(Given data Opens)

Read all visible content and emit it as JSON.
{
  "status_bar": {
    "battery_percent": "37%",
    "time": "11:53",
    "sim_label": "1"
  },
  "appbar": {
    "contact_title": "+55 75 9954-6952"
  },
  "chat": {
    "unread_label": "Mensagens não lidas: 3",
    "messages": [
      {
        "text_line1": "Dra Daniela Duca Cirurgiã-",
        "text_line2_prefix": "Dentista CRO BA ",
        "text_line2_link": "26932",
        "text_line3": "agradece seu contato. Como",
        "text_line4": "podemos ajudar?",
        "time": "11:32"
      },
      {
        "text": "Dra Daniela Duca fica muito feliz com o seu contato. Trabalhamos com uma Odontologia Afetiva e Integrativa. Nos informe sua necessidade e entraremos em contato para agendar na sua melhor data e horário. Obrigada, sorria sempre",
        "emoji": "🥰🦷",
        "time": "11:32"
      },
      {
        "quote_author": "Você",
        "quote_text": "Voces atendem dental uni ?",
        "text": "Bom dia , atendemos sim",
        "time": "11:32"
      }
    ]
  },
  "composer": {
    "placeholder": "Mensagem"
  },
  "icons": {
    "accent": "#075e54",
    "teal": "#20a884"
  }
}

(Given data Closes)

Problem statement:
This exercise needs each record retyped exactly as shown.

Solution below:
Read all visible content and emit it as JSON.
{
  "status_bar": {
    "battery_percent": "37%",
    "time": "11:53",
    "sim_label": "1"
  },
  "appbar": {
    "contact_title": "+55 75 9954-6952"
  },
  "chat": {
    "unread_label": "Mensagens não lidas: 3",
    "messages": [
      {
        "text_line1": "Dra Daniela Duca Cirurgiã-",
        "text_line2_prefix": "Dentista CRO BA ",
        "text_line2_link": "26932",
        "text_line3": "agradece seu contato. Como",
        "text_line4": "podemos ajudar?",
        "time": "11:32"
      },
      {
        "text": "Dra Daniela Duca fica muito feliz com o seu contato. Trabalhamos com uma Odontologia Afetiva e Integrativa. Nos informe sua necessidade e entraremos em contato para agendar na sua melhor data e horário. Obrigada, sorria sempre",
        "emoji": "🥰🦷",
        "time": "11:32"
      },
      {
        "quote_author": "Você",
        "quote_text": "Voces atendem dental uni ?",
        "text": "Bom dia , atendemos sim",
        "time": "11:32"
      }
    ]
  },
  "composer": {
    "placeholder": "Mensagem"
  },
  "icons": {
    "accent": "#075e54",
    "teal": "#20a884"
  }
}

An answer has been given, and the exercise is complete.